Last Saturday I was driving down The Great Ocean Road last Saturday, a topic already covered in a post of its own. Roads do not come with more entertaining twists than The Great Ocean Road, and a driver’s skills in the art and science of handling a curve do become transparent as you drive through this lengthy road.
I was the way I’m used to drive nowadays and it just didn’t feel right: we were pretty slow, the car was unpredictable going in and out of turns, and the ride felt uncomfortable.
I think it would fair for me to say that my driving skills have significantly deteriorated since moving to Australia.
The reasons are mostly to do with driving cultures differences between Israel and Australia. I seem to have identified two key items: First, in Israel’s roads, a driver is always the hunter and the hunted, and on road survival demands special skills that the relatively courteous Australian environment does not require. Second, Melbourne is built in a very grid like manner, so while driving in the city (bearing in mind that Melbourne’s metropolitan area is like half the size of Israel entire) you always drive on a straight undemanding lines; when you do turn it’s almost always very slow turns into side streets that do not require much skill. In Israel, on the other hand, even minor residential streets twist and turn, so while you are rarely truly challenged as a driver you do consume curves left and right (pun intended).
Driving in Israel while always fantasizing about riding a bike, even if I hardly ever got to ride one, I developed a motorcycle oriented driving style: Aggressive, always striving to put a safe distance between me and other road users. The easiest way to achieve that is a driving/riding philosophy that is often recommended to bikers: ride at about 10km/h faster than the opposition, constantly leaving them behind. The implementation of this strategy was quite effective, even if I regularly found myself going way over the specified extra speed margin.
That tactic, however entertaining, does not fit Victorian roads where speed traps are set under every fresh tree and fines are issued for exceeding the speed limit by as much as 3km/h. Valuing my license and my savings account, Australia has quickly evolved me to become like the rest of the Melbournian herd, driving at just about the speed limit, no more and no less, and counting on the relative emptiness of Australian roads and the relatively good natured Australian driver to keep me from harm’s way.
It’s an annoyingly passive attitude and it does mean that I need to live with constant tailgating: The average Australian driver, constantly preached to about the dangers of speeding and alcohol, is totally unaware of the importance of keeping a safe distance between cars – a major contributor to the vast majority of car/car traffic accidents. Deploy this strategy almost exclusively for a period of about six years, and one can clearly understand why my driving skills have suffered.

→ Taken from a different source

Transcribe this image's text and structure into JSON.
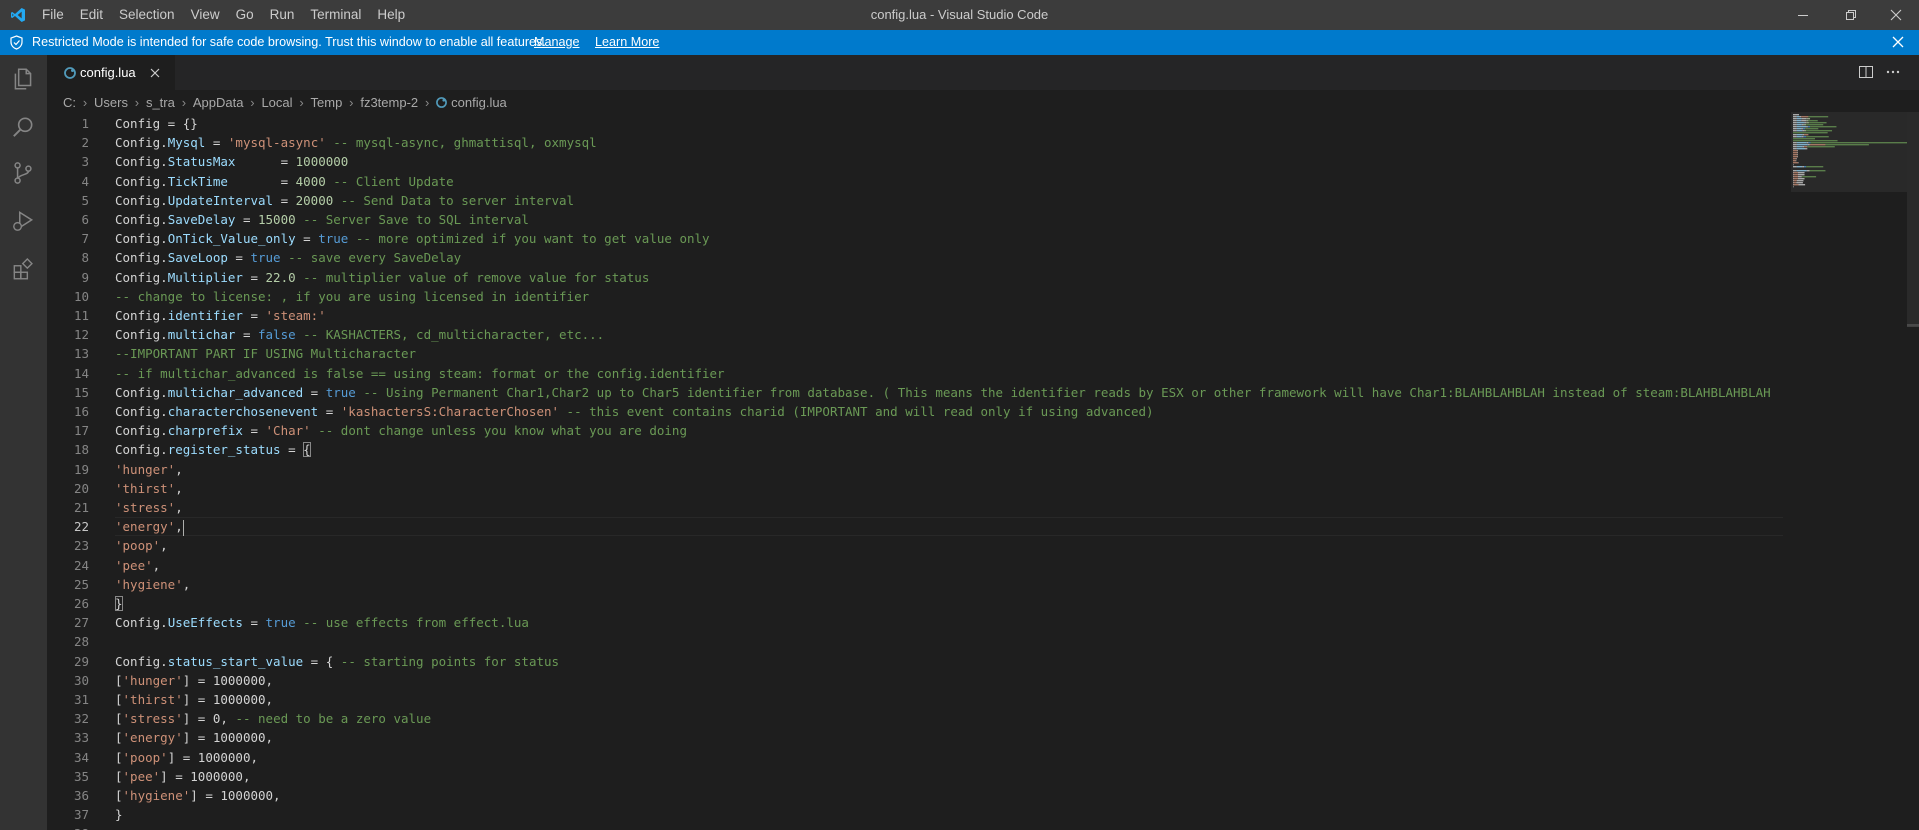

Something happened somewhere in the middle of The Great Ocean Road. It happened to me before while driving this road and it happened to me while driving a rental car through the highlands of Scotland back in 2005. It was as if a switch was flicked on in my head. It was as if my brain bit in charge of the Israeli driving suddenly woke up and told the brain bit in charge of the inner me Australian driver in a very coarse accent, “listen, mate, you might be good at keeping Moshe’s drivers license in one piece, but this road ain’t big enough for the two of us; step aside, please”.
All of a sudden, and through no conscious effort, I was suddenly back to my old driver self. The car was slowing down just at the right pace to keep the ride comfortable and to enable precise steering; aggressive steering was deployed to handle our Honda CR-V’s severe understeering, typical of a relatively powerful and heavy front wheel drive car (don’t mistake the CR-V for a 4WD; it is hardly ever in 4WD mode); and gradual acceleration at just the right amount was effortlessly provided in order to smooth the car out of the curves. Cars in the rear view mirror seemed to just fade away. Never did I go over the speed limit; it was all just a case of straightening out the curves. Surely enough, there was also a smile on my face, just to make it all worthwhile.
Isn’t that tool we all have, the human brain, the most magnificent thing ever? Its ability to safely retain certain instructions in one of its corners and its ability to draw these instructions out at the right time is just one of those true marvels of life in this universe of ours. Thank you again, Great Ocean Road, for giving me this magnificent display of my mind at work.